After striking Mexico on August 20, 2007, again on August 21, and moving across the entire country, Hurricane Dean is no longer a tropical storm. The Yucatan Peninsula bore the brunt of the hurricane, which struck the eastern most part of the country as a Category 5 storm. Now, four days later, it has been reduced to a rain event with sustained winds of 35 km/h and gusts of 45 km/h, moving west, and causing clouds in south and central regions of the country.
The Health Situation
The principal symptoms being reported to date in the affected population are dermatologic and ophthalmologic in nature. National authorities have strengthened the disease surveillance system for the detection, management and control of cases, vector-borne outbreaks and health problems related to poor sanitary conditions in flooded areas.
Although there are reports of the impact on agriculture and damage to homes, there is still no report on damage to health infrastructure. Currently, the government is giving priority to ensuring that shelters are well stocked and equipped.
Health Services and Infrastructure
State of Tabasco
- The emergency committee has been actived to assess damage in the Municipality of Centla.
State of Campeche
- Three minor weather-related accidents have been reported.
- Only 28 consultations have been reported in shelters of Xcalot Akal, Hopelchen; Sabancuy, Carmen y Candelaria.
- In Ciudad del Carmen, the impact on health and damage to infrastructure are being evaluated.
- In the municipality of Campotón, no reports of damage to health and infrastructure.
- The stocks of pharmaceuticals and medical supplies is at 100%.
- Currently there is no potable water available. An assessment of wells in the area reveals a high level of nitrates. Three water treatment plants are being used to guarantee potability of water.
The State of Yucatán
Currently, there are 69 temporary housing 8,861 people. Reports of material damage are not yet available.
Ciudad del Carmen, Campeche: No loss of life, but 100,000 hectares of crops were damaged. Also domestic animals such as pigs and birds were lost. Significant damage to homes has also been reported. Mexico’s petroleum industry lost production of two million liters.
Veracruz: A disaster declaration was made for 57 municipalities; 300 homes destroyed and 27,000 people evacuated. There is significant damage to the agricultural sector and to livestock, although the financial cost of the damage has still not yet be tallied.
Puebla: One person dead. There was flooding in several municipalities resulting in the loss of homes. Losses were also registered in the agricultural and livestock sectors.
Hidalgo: Two people dead, 100,000 evacuated and several injuries reported. There have been floods in several parts of the state and precipitation continues. School activities were suspended. There is no electricity in several municipalities of the state.
Tampico, Tamaulipas: No major damage, although there were severe floods in several cities. In several municipalities damage to crops and to livestock was reported.

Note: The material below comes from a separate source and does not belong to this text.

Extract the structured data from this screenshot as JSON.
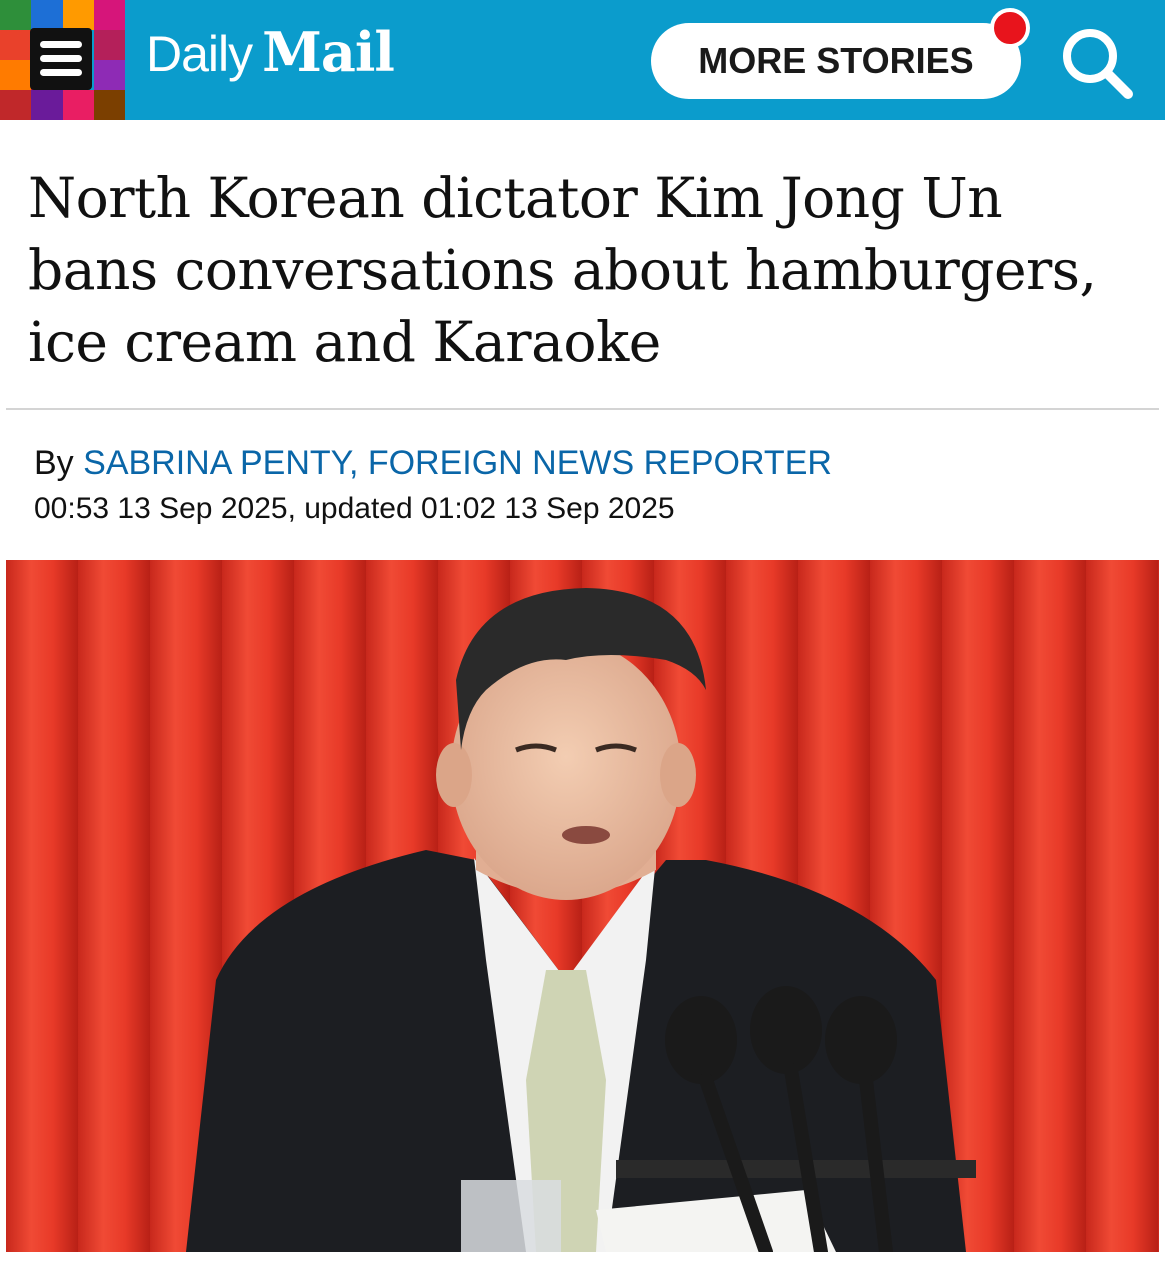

Mexico’s Response to Hurricane Dean
- The Secretary of Health coordinated with the Civil Protection System to support epidemiological surveillance in the temporary refuges.
- Health security meetings convened in Cancun, in which all health actors participated.
- The National Center of Epidemiological Surveillance and Disease Control sent staff and resources (four epidemiologists and 12 four-person health brigades) to coordinate operations in the affected states. The health brigades have medical kits to care for 1,000 persons. The brigades are also aiding in water chlorination, identification of patients with fever, prevention of acute diarrheal diseases and respiratory infections and in health education.
- The National Water Commission (CONAGUA) has sent technical brigades and equipment (pumping stations, potable water treatment plants, electric generators) to the states of Yucatán, Quintana Roo, and Campeche to lend support to sanitation, potable water and infrastructure activities.
- The PAHO/WHO Office in Mexico has been constantly monitoring the situation through a situation room and daily meetings with technical staff.
- The PAHO/WHO Representative has participated in daily meetings with government agencies, coordinated by the Civil Protection and the Department of the Interior.
- A UN Emergency Team was set up and is on call.
- National and local authorities have been pleased to receive offers of cooperation, but at the same time have declared that up to now the country can defray the costs.